Every day, Akevia Wilson has a class full of third graders who look to her as a role model, and many days, she gets to sit down and counsel students in other grades too, because she has a valuable resource: her story.

“I’ve been through most of the things these kids are going through as far as homelessness or having a tough home life,” she said.

And they see Wilson—now a teacher, graduate student, wife, and mother—as a beacon of hope.

“It’s hopeful for them for me to share my story with them. I relate to most of the things they’ve gone through, and so they feel comfortable talking to me about some of the things going on in their life,” she said. “I tell them everybody goes through things—you just have to build resiliency to keep going.”

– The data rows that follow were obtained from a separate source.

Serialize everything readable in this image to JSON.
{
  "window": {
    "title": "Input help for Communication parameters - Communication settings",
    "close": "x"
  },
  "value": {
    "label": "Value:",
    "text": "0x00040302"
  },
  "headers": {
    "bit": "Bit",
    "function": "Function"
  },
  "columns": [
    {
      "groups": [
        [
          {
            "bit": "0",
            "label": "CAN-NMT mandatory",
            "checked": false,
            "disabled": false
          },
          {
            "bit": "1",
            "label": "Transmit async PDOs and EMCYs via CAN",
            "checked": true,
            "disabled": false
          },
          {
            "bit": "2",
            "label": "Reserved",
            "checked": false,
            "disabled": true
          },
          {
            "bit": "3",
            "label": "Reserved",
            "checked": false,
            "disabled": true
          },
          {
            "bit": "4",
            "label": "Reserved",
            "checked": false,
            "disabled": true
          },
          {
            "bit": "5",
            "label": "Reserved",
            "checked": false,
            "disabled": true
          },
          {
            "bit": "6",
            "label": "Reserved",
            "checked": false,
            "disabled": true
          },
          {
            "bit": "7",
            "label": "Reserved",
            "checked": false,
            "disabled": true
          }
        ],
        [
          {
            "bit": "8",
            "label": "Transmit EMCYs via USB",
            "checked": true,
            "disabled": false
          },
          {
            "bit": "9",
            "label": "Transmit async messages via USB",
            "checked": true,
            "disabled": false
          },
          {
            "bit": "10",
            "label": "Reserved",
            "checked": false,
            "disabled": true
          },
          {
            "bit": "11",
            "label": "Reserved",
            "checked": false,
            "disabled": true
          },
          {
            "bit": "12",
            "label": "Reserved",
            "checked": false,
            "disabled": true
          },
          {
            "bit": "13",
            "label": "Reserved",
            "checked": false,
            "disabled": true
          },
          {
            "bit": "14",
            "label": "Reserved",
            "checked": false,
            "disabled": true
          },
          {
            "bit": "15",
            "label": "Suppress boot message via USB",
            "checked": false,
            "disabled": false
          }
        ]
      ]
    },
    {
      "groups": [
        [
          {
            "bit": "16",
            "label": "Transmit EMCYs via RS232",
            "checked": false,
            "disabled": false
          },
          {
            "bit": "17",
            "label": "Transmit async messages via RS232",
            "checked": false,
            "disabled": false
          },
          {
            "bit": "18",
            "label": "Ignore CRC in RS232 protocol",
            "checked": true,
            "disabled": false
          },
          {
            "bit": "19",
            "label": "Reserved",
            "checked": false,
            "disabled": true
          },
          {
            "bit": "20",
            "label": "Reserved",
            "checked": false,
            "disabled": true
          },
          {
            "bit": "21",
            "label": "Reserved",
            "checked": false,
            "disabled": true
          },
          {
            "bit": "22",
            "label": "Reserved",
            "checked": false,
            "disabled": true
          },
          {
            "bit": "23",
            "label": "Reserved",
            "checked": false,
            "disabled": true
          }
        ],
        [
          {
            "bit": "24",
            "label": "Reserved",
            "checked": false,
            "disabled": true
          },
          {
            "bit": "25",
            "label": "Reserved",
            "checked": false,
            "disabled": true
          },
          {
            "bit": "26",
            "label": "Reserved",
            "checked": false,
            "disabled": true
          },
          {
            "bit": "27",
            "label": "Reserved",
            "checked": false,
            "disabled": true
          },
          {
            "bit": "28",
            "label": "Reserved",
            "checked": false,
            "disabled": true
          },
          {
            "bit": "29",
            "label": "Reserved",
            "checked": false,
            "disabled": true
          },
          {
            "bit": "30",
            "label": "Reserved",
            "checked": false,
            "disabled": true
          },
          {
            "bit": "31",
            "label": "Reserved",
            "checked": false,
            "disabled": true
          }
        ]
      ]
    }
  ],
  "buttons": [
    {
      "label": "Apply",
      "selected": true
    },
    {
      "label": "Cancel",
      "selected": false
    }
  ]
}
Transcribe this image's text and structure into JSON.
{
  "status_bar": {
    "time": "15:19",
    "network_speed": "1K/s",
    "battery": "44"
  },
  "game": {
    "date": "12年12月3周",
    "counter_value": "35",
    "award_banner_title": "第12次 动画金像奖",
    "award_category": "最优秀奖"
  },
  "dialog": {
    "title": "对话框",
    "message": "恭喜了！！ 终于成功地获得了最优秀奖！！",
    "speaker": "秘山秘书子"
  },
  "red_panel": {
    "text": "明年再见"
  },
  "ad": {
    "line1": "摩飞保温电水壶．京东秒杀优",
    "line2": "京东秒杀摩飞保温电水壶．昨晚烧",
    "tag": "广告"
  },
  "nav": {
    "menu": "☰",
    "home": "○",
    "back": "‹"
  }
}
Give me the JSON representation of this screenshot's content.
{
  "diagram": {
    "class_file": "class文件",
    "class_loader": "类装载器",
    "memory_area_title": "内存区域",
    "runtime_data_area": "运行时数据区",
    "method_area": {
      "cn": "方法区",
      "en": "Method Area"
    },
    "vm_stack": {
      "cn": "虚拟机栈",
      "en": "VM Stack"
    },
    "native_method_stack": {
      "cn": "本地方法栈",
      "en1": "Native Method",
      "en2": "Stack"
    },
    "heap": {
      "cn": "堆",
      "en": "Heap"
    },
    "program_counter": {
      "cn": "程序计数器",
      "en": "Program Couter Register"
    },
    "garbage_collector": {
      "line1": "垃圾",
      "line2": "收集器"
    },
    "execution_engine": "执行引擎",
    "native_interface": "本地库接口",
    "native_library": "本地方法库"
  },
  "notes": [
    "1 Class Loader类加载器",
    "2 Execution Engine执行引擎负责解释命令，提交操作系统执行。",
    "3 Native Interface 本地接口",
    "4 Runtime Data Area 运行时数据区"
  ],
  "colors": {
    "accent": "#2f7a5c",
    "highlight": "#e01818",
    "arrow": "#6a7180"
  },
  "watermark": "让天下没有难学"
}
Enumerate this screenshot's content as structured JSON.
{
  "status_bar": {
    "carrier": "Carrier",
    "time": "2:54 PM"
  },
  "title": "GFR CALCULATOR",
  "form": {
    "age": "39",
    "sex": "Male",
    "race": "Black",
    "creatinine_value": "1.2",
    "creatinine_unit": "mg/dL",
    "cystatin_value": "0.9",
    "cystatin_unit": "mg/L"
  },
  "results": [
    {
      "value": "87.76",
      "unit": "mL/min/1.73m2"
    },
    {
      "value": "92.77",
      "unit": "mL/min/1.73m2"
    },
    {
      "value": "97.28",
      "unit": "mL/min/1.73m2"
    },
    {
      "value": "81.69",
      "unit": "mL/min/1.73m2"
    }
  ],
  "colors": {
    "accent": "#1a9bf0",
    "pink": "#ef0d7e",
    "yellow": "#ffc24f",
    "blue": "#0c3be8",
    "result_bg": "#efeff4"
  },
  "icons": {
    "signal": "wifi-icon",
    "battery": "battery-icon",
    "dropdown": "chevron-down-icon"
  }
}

Wilson herself learned how to do just that with a little help from Christian Women’s Job Corps (CWJC). She had grown up in poverty in a single-parent home and was considered at-risk. By her mid-20s, she was a college dropout, jobless, homeless, pregnant, and suffering from deep depression, but then she found a home in a Baptist women’s shelter in North Carolina and got introduced to the Roanoke Chowan CWJC.

“CWJC helped me with encouragement, school, clothes, classes, items for my son, Bible study, and many other things,” Wilson said. “Everyone’s help enabled me to go to the local community college to add to some of my class needs and move me closer to my goal of one day having a teaching degree.”

She graduated from Chowan University in 2018 with an A average and a degree in education. That same year, she was awarded the Sybil Bentley Dove Award from the WMU Foundation, a grant given each year to a current or former CWJC student to help her become independent and nurture the development of her children.

Turns out for Wilson that wasn’t just her son, now 4—it was an entire elementary school.

“It has been wonderful. I’ve been very focused on my relationships and my children,” she said. “God has been here for me from the beginning, and I’m so thankful for everyone’s prayers—that’s what got me through.”

Wilson said she’s where she is today because of the people God put in her life through CWJC. “God has used my journey to strengthen my faith,” she said. “Because of these organizations and the wonderful Christian people who have helped and encouraged us, my son will not have to experience food insecurity or homelessness. Generational poverty ended with me because of all of you.”

Wilson’s story is just one of many—women’s lives are changed every day through CWJC and the Sybil Bentley Dove Endowment. You can help more people like Wilson find hope and pass it on to others. To find out more or to give a one-time donation or a recurring monthly gift, visit wmufoundation.com/dove-endowment.

Written by Grace Thornton.

Zachariah Seanor

Director of Mission Advancement